My PhD thesis was defended on April 27, 2017 at the Icahn School of Medicine at Mount Sinai, and deposited on July 5, 2017. The title of the thesis is:
“Multiscale analysis of infectious diseases: integrating omics and clinical informatics data into patient care.”
My thesis advisor was Andrew Kasarskis, PhD.
My thesis committee was as follows:
- James Iatridis, PhD (chair)
- Adolfo García-Sastre, PhD
- Joel Dudley, PhD
- Jonathan Karr, PhD
- Jun Zhu, PhD
- Bo Shopsin, MD, PhD (outside reviewer)
New sources of data, such as next generation sequencing (NGS) of pathogen genomes, electronic medical records (EMR), and omics assays like RNA-seq and mass cytometry, are poised to transform clinical infectious diseases. One of the greatest challenges in applying these “big data” toward clinical practice is the development of bioinformatics techniques and software that make downstream analyses routine, rigorous, and actionable. Herein, I develop software and integrative statistical models for several combinations of these data to address urgent global threats in infectious diseases, including the spread of healthcare associated infections (HAIs), skyrocketing rates of antimicrobial resistance, and understanding human immune responses to poorly characterized mosquito-borne viruses.
I first demonstrate that de novo assembly of long reads can finish the genomes of hospital bacterial isolates with resolution sufficient for discovering a resistance-conferring single-nucleotide variant that emerges during failed antimicrobial therapy—in our case, a quinolone resistance variant in a strain of Stenotrophomonas maltophilia. I then describe two software packages, a new genome browser and a suite of modular bioinformatics pipelines, that facilitate the routine usage of NGS by the Pathogen Surveillance Program at The Mount Sinai Hospital for reconstructing HAI transmission networks between patients. These software additionally provide actionable visualizations of genomic data tailored to infection control physicians.
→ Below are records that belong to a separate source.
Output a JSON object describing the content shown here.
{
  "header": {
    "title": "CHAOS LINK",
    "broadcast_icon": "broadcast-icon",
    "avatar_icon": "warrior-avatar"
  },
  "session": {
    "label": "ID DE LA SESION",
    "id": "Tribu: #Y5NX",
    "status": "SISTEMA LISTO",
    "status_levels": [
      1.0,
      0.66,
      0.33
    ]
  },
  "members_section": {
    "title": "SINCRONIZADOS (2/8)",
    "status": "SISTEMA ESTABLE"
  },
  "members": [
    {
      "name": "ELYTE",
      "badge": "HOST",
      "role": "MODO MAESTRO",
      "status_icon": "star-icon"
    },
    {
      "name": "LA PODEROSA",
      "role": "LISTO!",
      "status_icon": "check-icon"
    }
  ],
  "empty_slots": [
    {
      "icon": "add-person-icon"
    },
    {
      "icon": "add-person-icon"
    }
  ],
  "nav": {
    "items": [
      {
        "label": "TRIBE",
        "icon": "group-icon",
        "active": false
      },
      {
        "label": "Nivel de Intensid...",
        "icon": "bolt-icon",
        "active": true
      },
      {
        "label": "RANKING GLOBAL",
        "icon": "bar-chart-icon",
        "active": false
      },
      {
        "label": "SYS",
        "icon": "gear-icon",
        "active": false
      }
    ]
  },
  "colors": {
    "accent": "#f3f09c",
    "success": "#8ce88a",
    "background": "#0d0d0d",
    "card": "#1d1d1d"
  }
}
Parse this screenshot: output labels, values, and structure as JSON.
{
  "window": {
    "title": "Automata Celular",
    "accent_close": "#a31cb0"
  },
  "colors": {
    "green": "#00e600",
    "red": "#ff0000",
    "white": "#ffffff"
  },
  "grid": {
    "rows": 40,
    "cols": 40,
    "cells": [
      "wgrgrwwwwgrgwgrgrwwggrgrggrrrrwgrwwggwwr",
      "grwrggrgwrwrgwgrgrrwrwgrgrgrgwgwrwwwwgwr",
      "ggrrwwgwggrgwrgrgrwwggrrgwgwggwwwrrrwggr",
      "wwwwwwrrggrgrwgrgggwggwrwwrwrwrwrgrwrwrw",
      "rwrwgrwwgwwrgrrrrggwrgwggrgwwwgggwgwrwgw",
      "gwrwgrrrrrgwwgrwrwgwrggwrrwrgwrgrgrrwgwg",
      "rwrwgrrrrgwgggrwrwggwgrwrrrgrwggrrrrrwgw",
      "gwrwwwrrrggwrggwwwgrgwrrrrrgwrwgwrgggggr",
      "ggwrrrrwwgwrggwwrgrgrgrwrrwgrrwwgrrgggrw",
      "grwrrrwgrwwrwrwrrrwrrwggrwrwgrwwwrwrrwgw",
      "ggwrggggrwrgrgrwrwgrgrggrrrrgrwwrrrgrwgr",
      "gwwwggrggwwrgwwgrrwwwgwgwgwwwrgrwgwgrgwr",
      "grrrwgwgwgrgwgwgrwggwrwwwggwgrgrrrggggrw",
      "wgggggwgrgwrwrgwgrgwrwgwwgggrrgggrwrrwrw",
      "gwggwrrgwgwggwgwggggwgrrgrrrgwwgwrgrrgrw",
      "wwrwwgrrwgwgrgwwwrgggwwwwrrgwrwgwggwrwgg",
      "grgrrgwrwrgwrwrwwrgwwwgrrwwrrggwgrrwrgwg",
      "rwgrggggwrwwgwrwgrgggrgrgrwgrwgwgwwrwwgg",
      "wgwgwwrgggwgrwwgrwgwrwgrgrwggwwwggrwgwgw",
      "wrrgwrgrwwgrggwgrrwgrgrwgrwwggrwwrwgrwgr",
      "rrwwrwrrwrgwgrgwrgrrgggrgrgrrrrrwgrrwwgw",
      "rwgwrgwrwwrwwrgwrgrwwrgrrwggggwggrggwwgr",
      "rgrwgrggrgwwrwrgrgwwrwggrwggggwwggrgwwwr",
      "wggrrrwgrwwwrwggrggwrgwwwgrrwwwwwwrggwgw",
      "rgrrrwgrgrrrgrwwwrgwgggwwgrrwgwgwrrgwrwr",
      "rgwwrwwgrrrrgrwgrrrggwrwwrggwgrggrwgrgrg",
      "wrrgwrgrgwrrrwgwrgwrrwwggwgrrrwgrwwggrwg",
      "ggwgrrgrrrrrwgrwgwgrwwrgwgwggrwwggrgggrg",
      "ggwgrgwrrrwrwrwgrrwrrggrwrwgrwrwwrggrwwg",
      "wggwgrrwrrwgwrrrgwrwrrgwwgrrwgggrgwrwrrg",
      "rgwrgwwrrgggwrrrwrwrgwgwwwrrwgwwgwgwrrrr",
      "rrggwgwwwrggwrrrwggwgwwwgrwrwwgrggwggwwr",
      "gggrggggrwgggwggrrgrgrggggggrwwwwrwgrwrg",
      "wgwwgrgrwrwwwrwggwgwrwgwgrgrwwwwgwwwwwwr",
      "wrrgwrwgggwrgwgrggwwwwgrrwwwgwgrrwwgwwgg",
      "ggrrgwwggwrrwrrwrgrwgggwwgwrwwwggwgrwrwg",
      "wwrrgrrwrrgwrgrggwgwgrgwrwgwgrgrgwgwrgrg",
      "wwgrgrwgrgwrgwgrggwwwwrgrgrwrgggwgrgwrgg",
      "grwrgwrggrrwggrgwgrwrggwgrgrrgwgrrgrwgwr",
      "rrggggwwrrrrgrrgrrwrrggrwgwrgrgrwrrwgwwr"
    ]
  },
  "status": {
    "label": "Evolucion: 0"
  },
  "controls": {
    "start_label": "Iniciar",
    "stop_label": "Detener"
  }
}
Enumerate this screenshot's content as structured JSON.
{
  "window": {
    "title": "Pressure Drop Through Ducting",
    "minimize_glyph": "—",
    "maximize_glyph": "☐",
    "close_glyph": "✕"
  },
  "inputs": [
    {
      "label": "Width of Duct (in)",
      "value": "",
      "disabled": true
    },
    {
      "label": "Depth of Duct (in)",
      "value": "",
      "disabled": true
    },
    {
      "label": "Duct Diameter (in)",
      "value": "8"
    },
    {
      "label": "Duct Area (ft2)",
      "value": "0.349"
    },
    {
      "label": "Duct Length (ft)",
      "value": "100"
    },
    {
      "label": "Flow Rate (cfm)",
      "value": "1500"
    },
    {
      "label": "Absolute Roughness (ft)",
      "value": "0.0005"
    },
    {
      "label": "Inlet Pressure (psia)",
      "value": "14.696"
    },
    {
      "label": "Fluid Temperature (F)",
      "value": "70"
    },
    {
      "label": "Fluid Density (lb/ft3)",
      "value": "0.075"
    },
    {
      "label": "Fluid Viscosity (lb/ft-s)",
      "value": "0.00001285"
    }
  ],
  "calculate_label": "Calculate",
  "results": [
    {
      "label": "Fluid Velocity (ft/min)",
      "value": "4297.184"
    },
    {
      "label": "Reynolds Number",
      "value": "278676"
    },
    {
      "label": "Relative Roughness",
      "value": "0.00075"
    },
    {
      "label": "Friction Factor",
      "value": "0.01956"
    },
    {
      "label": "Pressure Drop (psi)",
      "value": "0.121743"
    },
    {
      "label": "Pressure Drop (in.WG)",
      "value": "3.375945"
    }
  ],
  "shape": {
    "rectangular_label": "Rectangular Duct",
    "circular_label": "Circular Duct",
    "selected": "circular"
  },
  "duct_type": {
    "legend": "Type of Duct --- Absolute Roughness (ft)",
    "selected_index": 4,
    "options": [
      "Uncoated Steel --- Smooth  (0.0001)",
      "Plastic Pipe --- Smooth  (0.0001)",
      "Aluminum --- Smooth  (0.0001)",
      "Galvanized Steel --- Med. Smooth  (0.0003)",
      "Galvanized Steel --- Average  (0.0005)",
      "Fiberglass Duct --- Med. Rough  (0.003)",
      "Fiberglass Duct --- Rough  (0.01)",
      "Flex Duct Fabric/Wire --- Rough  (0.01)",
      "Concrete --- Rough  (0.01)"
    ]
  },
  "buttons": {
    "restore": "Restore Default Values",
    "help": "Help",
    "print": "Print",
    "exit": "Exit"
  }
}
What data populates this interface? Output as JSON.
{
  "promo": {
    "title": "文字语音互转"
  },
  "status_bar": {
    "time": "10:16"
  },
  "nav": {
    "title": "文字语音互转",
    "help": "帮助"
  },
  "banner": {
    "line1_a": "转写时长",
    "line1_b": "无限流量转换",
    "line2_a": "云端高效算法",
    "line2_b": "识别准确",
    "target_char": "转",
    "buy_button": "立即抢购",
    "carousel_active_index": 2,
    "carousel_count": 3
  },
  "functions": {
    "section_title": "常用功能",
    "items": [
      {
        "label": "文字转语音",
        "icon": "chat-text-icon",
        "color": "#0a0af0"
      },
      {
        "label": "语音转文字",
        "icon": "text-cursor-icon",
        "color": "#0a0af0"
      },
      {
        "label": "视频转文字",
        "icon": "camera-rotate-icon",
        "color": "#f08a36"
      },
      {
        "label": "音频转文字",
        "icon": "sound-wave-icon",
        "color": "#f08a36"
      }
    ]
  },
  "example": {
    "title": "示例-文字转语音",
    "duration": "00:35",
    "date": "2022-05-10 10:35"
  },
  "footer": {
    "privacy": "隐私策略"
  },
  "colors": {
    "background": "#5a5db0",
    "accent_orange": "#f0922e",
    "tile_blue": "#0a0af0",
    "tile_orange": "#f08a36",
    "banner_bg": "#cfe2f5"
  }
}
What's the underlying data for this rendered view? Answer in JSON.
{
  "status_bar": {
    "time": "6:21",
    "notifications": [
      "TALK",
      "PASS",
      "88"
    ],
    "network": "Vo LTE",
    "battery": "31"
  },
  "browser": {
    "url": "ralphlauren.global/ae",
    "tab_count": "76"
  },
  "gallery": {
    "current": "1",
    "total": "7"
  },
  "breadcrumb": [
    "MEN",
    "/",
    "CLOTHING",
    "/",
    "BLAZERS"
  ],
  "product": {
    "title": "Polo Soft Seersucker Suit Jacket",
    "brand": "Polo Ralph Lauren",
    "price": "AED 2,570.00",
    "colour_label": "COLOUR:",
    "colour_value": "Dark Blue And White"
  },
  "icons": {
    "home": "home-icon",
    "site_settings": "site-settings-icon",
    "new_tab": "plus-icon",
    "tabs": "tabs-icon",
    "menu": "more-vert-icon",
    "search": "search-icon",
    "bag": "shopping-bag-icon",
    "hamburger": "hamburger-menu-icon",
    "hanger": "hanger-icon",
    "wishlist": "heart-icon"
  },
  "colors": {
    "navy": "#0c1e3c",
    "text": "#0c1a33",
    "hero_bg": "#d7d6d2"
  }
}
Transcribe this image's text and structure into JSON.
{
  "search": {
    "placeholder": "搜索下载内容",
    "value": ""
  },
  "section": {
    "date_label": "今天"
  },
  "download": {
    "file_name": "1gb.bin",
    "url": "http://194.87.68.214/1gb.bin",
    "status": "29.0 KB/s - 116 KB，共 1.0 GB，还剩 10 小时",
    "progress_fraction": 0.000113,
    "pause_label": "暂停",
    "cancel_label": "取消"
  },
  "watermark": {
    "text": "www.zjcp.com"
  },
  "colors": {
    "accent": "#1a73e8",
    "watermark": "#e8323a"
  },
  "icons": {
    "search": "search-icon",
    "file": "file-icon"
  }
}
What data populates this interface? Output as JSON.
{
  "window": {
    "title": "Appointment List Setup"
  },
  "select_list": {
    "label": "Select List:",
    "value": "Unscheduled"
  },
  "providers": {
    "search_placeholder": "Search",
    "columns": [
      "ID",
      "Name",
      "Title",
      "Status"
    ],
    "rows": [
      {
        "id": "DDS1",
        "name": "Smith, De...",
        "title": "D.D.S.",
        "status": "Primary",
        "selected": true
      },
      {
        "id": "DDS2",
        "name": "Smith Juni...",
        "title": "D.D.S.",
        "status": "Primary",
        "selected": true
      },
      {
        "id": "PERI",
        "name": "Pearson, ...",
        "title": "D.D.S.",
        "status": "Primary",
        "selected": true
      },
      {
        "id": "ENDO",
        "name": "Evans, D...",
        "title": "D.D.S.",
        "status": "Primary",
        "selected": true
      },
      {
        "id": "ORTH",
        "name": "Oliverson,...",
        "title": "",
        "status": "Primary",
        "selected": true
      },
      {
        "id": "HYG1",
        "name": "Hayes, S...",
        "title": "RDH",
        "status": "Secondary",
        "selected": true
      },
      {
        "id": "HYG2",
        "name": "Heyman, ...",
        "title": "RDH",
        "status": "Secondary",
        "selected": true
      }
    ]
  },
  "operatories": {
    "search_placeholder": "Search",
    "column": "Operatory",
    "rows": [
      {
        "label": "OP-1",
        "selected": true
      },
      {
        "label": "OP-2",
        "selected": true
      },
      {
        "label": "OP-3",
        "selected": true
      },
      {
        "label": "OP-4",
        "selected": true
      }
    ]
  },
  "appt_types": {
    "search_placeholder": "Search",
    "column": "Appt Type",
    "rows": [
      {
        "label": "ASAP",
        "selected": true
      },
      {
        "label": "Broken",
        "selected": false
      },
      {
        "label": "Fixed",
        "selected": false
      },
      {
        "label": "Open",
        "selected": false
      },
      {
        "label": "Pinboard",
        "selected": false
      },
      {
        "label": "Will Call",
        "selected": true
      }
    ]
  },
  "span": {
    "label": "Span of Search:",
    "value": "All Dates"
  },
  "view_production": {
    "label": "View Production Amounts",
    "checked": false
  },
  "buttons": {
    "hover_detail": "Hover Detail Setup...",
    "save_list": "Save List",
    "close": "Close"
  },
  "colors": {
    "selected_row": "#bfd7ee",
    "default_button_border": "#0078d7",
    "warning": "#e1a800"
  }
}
The use of long read data for hospital surveillance is novel and offers unique opportunities to capture recombination and horizontal transfer events occurring throughout the rapid evolution of virulence and resistance in HAI strains.
To convert these data into management strategies, I use machine learning algorithms on seven years of EMR data at Mount Sinai to precisely estimate the marginal cost per patient of Clostridium difficile infection, helping to anchor a cost-benefit analysis for selecting interventions and surveillance investments. Finally, in a more futuristic study, I integrate RNA-seq, mass cytometry, and multiplexed immunoassay data to comprehensively profile the human immune response to chikungunya virus, a re-emerging arthritogenic arbovirus, which reveals a significant role for monocytes and novel biomarkers for clinical outcomes like symptom severity and immunogenicity. Because of the many applications for multiscale analysis I establish in this dissertation, I conclude that it is indeed transforming infectious diseases.
Four chapters of this thesis were published, after reformatting and revisions, as individual peer-reviewed articles. Citations for those publications are as follows:
Chapter 1: Pak TR, Kasarskis A. “How next-generation sequencing and multiscale data analysis will transform infectious disease management.” Clin Infect Dis. 2015 Aug 6. pii: civ670. doi:10.1093/cid/civ670. [PDF]
Chapter 2: Pak TR, Altman DR, Attie O, Sebra R, Hamula CL, Lewis M, Deikus G, Newman LC, Fang G, Hand J, Patel G, Wallach F, Schadt EE, Huprikar S, van Bakel H, Kasarskis A, Bashir A. “Whole-genome sequencing identifies emergence of a quinolone resistance mutation in a case of Stenotrophomonas maltophilia bacteremia.” Antimicrob Agents Chemother. 2015 Aug 31. pii: AAC.01723-15. doi:10.1128/AAC.01723-15. [PDF]
Chapter 5: Pak TR, Chacko KI, O’Donnell T, Huprikar S, van Bakel H, Kasarskis A, Scott ER. “Estimating local costs associated with Clostridium difficile infection using machine learning and electronic medical records.” Infect Control Hosp Epidemiol. 2017 Dec;38(12):1478-1486. doi:10.1017/ice.2017.214. [PDF]
Chapter 6: Michlmayr D,* Pak TR,* Rahman A, Amir ED, Kim E-Y, Kim-Schulze S, Suprun M, Stewart MG, Thomas G, Balmaseda A, Wang L, Zhu J, Suarez-Farinas M, Wolinsky SM, Kasarskis A, Harris E. “Comprehensive innate immune profiling of chikungunya virus infection in pediatric cases.” Mol Syst Biol. 2018 Aug; 14(8): e7862. doi:10.15252/msb.20177862. [PDF]
* denotes equal authorship.
The full source code for typesetting this thesis is available on GitHub.
You might find it useful if you are trying to format your own thesis in LaTeX, although my approach is somewhat specific to the ISMMS formatting guidelines. I hereby disclaim any responsibility for the amount of procrastination said code enables in the course of writing your own dissertation.